Fans who have been keeping track know that the animation department for Warner Bros. and DC Comics has, for the most part, been doing a fantastic job with their animated features for over a decade. They have tackled new material, continuations of past iterations and, like this film, adaptations of beloved arcs from the comics. As with most DC releases they tend to go for the characters that are easiest to appeal to wide audiences, Batman, Superman, Wonder Woman, and a smattering of other Justice League members.
This latest release is the second half of the animated adaptation of “Batman: The Long Halloween.” As with all stories split into multiple films or episodes, it can be hard to discuss and review their merits and faults as a singular piece, rather than a part of a greater whole and Batman: The Long Halloween – Part Two is no different. As this movie opens, viewers are dropped right into the action as Bruce Wayne has been under the thrall of Poison Ivy for months. Completely unaware of this mind control and having been forced to take actions at the whim of the super villain, Bruce is rescued by none other than Selina Kyle/Catwoman. Selina has figured out who Bruce masquerades as at night and helps free him, and take down Ivy.
It’s an exciting, and somewhat disorienting opening sequence. We feel almost as lost as Bruce, unaware of where we are in the story. Once he and we come to, the movie propels the story forward at a breakneck speed that is both necessary and bit disjointed. That is definitely the movie’s biggest fault. As it moves from vignette to vignette, it beings to feel like it doesn’t know what the point of the story is after a while. It is a lot of material to get through. We have to cover Batman’s detective skills, the majority of his rogue’s gallery who appear in this film, the fall and destruction of Harvey Dent’s mind and body, the further exploits and reveal of the Holiday killer, more Falcone family drama, closure to the story as a whole, and any other character beats that are important to the overall plot.
Fans of the first half and/or of the original story will find plenty to enjoy, as it is a competently made feature. Unfortunately, there is something missing that simply does not pull in the viewer like the first film did. The animation is just as beautiful as the first half. The action sequences and laundry list of character designs speak highly to that.

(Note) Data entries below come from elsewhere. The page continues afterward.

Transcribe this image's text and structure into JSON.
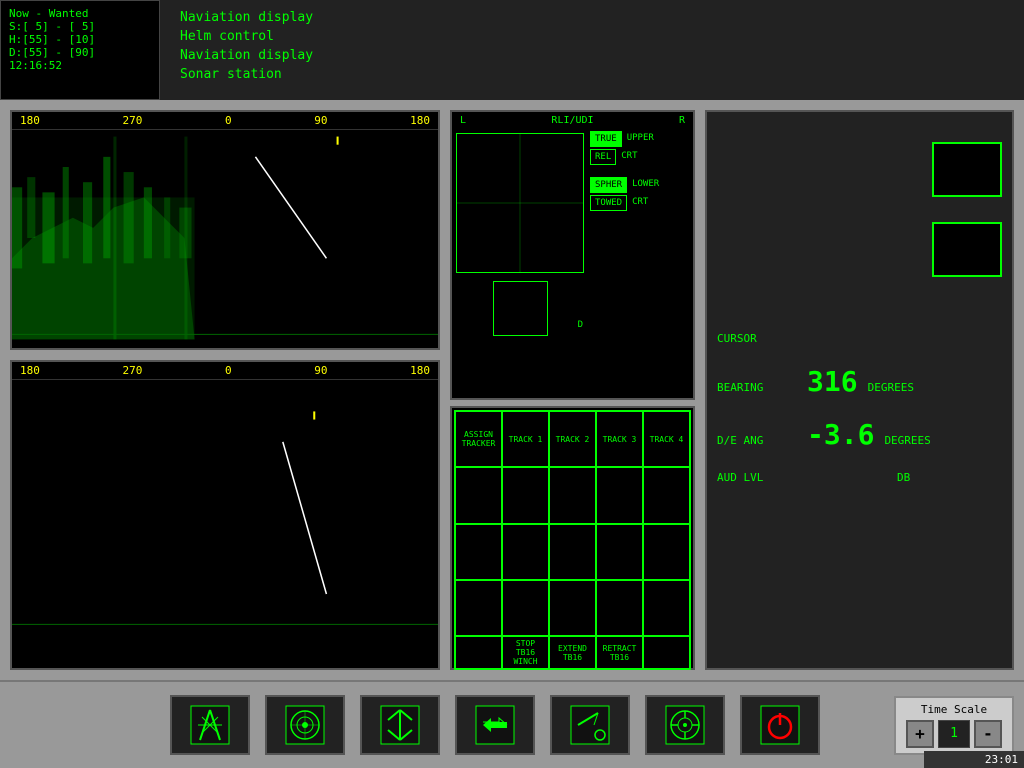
{
  "topBar": {
    "status": {
      "line1": "Now - Wanted",
      "line2": "S:[ 5] - [ 5]",
      "line3": "H:[55] - [10]",
      "line4": "D:[55] - [90]",
      "time": "12:16:52"
    },
    "nav": {
      "item1": "Naviation display",
      "item2": "Helm control",
      "item3": "Naviation display",
      "item4": "Sonar station"
    }
  },
  "sonarTop": {
    "scale": [
      "180",
      "270",
      "0",
      "90",
      "180"
    ]
  },
  "sonarBottom": {
    "scale": [
      "180",
      "270",
      "0",
      "90",
      "180"
    ]
  },
  "rli": {
    "header_left": "L",
    "header_center": "RLI/UDI",
    "header_right": "R",
    "footer": "D",
    "buttons": {
      "true_label": "TRUE",
      "rel_label": "REL",
      "upper_label": "UPPER",
      "crt_label1": "CRT",
      "spher_label": "SPHER",
      "towed_label": "TOWED",
      "lower_label": "LOWER",
      "crt_label2": "CRT"
    }
  },
  "tracker": {
    "headers": [
      "ASSIGN TRACKER",
      "TRACK 1",
      "TRACK 2",
      "TRACK 3",
      "TRACK 4"
    ],
    "bottomButtons": {
      "stop": "STOP TB16 WINCH",
      "extend": "EXTEND TB16",
      "retract": "RETRACT TB16"
    }
  },
  "readouts": {
    "cursor_label": "CURSOR",
    "bearing_label": "BEARING",
    "bearing_value": "316",
    "bearing_unit": "DEGREES",
    "de_ang_label": "D/E ANG",
    "de_ang_value": "-3.6",
    "de_ang_unit": "DEGREES",
    "aud_lvl_label": "AUD LVL",
    "aud_lvl_unit": "DB"
  },
  "timeScale": {
    "title": "Time Scale",
    "value": "1",
    "plus": "+",
    "minus": "-"
  },
  "clock": "23:01"
}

And again, as wonderful as it would have been to see a version of Tim Sale’s work done here, it is fully understandable that that would have been quite the undertaking and removed this film from the stylistic canon of most of the other modern DC/WB animated features.
Once again the entire voice cast is an absolute knockout. Jensen Ackles continues to impress as both Batman and Bruce Wayne. His strength and tough resolve continue to grow in this portion of the story and Jensen brings it in spades. The youth and naivety of this younger Batman is undeniable as well. Naya Rivera thankfully gets a bit more to do this time around, with both a bit more dramatic dialogue and effectively placed zingers during fight scenes. It is a solid final voice performance from the actress, but the weight of her loss can’t help but be felt, even through an animated character. Troy Baker, Billy Burke, David Dastmalchian, and the rest of the supporting all return as their respective characters and do a truly wonderful job, but Josh Duhamel is true stand out this time around. His work as Harvey Dent in the first half was fantastic, as he fully embodied the character. It was like hearing a completely different person on screen than the one millions of people have come to know in his live action roles. He was Harvey Dent, and now that we have reached the point in which we must say goodbye to Gotham’s white knight as he makes his tragic fall to tortured, duplicitous, villain: Two-Face. The change in voice work between Harvey and Two-Face is fantastic. Once again fully becoming an entirely new character. Duhamel takes on Dent, Dent’s angry inner voice, and the fully venomous and horrifying voice of the scarred Two-Face, and magically makes them work all from one person. As this take on Two-Face has been the groundwork for so many other versions, it’s easy to become complacent and mentally skim over it as its re-told, but the performance here brings the power back to the build up and loss of Harvey Dent.
It is exciting and fun to see Scarecrow and Mad Hatter working together, Solomon Grundy and Two-Face coming face to face to face in the sewers, and the Joker attempting to wrangle the chaos of one of the worst years Gotham has ever seen into something that suits his sick sense of humor, but the fact is that it simply is far too much material to give all of it its full due. The Falcone family drama is thematically rich, but even it begins to drift away from the story, even though it is crucial to the core of the plot. The mystery of who the Holiday killer is, will always work no matter what form or medium the story takes. The early, detective-centric days of Batman’s career are fascinating and seeing him and other heroes jump to the wrong conclusions before the dark truth is finally revealed makes for an excellent and truly harrowing noir story.
While it ultimately ends being a mostly faithful adaptation, there is something lost in translation from page to screen. It works along with the first film, but on its own it is a decent, but underwhelming follow-up and closing to the tale. The whole simply doesn’t live up to the sum of its terrific parts.